She also wanted to transition from male to female from a young age, but that dream took much longer to realise.
Cat, who worked for British Airways for 45 years, said coming out as trans to her colleagues when she was 58 was the “hardest thing she’s ever done”.
She is now calling for more training for doctors so that they are better able to deal with people who are transitioning, especially older people.
Cat said she took four months off work, living permanently as a woman, before realising she could not go back as her “old self”.
“I liken it to stepping off a cliff in pitch darkness – and then finding out the cliff is only two inches high,” she said.
‘You only live once’
“The support I had from my colleagues was incredible. When I got back to work I was called in by my chief pilot, which is always a bit of a worry – he said he’d had a string of first officers in to talk about flying with me since I came back to work.
“They all said how much easier I was to fly with now! I was a grumpy old so-and-so as a male captain – I used to sit on my side of the aeroplane and basically cut myself off, whereas now it’s a case of you can’t stop me talking.”
She said living two separate lives – as the “old her” in work and as Cat in her personal life was challenging.
“It was daunting contemplating transitioning, I’d buried all my gender issues when I was 14,” she said.
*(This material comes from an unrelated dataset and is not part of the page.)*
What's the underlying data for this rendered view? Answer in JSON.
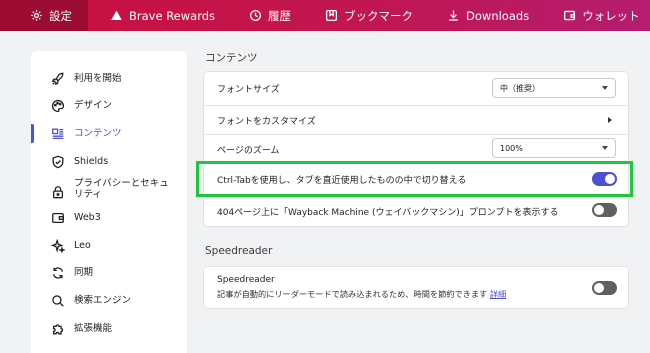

“I’d locked them away in a little box in the back of my brain and I would never open this box but something opened it quite late in life – and I realised you only live once.”
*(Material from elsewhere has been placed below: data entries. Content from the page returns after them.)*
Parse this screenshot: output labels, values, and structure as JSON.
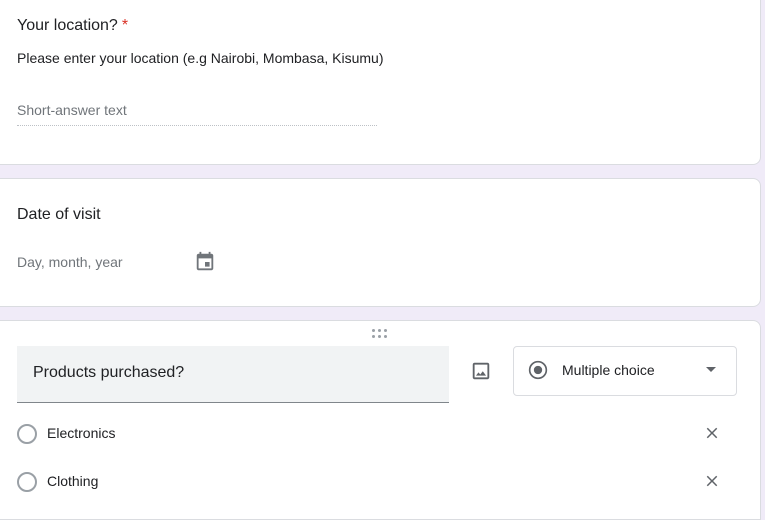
{
  "question_location": {
    "title": "Your location?",
    "required_marker": "*",
    "description": "Please enter your location (e.g Nairobi, Mombasa, Kisumu)",
    "answer_placeholder": "Short-answer text"
  },
  "question_date": {
    "title": "Date of visit",
    "placeholder": "Day, month, year",
    "icon": "calendar-icon"
  },
  "question_products": {
    "title": "Products purchased?",
    "type_selected": "Multiple choice",
    "options": [
      {
        "label": "Electronics"
      },
      {
        "label": "Clothing"
      }
    ]
  },
  "colors": {
    "accent": "#673ab7",
    "background": "#f0ebf8",
    "required": "#d93025"
  }
}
Cat, from the Vale of Glamorgan, said that while she had a generally positive experience with her GP, the wait for services was frustrating.
She said her GP managed her primary health care while she self-medicated with drugs she bought on the internet.
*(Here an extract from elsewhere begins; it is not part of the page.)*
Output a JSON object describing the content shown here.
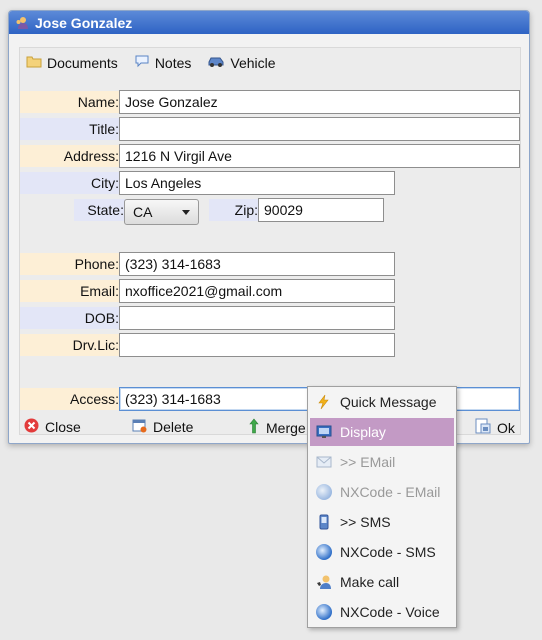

Cat believes more doctors need to be trained in transgender issues – especially for those over the age of 50 – and that they should be able to prescribe the relevant hormones so people don’t have to wait so long to transition.
Research by The Trans Ageing and Care (Trac) project also says GPs need more training. A new report by the academics in Swansea and Bristol is the first of its kind in Wales.
It looks at the unique issues that face people who are trans and over the age of 50.
It says that responses from healthcare professionals to older trans people were mixed and that some GPs were even transphobic.
Dr Christine Dobbs, from the Centre for Innovative Ageing at Swansea University, said that often trans patients had to give their GPs information, rather than the other way around.
“We also had instances when there was very poor treatment of people who were mis-gendered, dead named using their old name, even front of house being called out to the appointment using the male name and there were lots of sources of prejudice even to the point of behavioural differences so I would say discrimination as well,” said Dr Dobbs.
We have specific needs which most care homes would not appreciate until they’ve got transgender patients in large numbers
Dr Nimish Shah, transgender lead for GP Wales in BMA Wales, agreed there needed to be more trans awareness training and education for doctors as well as nurses, social care staff and society generally.
He said up until now, doctors had to refer transgender patients to London, with long waiting times.
But, he said they are waiting for a new gender team, based in Cardiff, with teams based in each individual health board, alongside an “enhanced service for general practitioners who wish to prescribe for trans patients who are going through hormonal changes”.
He added: “So, hopefully we’re going to have a more local system and a system with shorter waiting times. I think it will also increase awareness of trans issues.”
Cat, now 66, says she worries about what it means for trans people when they age – especially if that means becoming incapable, living in a care home or with dementia.
She said there were particular issues to consider for the ageing trans population such as facial hair growth or hair loss.
There might also be issues with trans people with dementia, who might only have strong memories of their younger selves in another gender.
“Somebody who’s transgender and has gone past the ability to either afford or manage that situation is going to be in a care home and perhaps have no hair but they are still them,” she said.
“Are they going to be treated with dignity if they’re going to be sitting there with male pattern baldness but identifying as female? Are they going to have to wear some grotty National Health acrylic wig? The dignity issues are enormous. We have specific needs which most care homes would not appreciate until they’ve got transgender patients in large numbers.”
The report makes five recommendations to improve services including training for health and social care professionals as well as agencies agreeing a benchmark statement on the level of care and support that trans and gender diverse individuals can expect.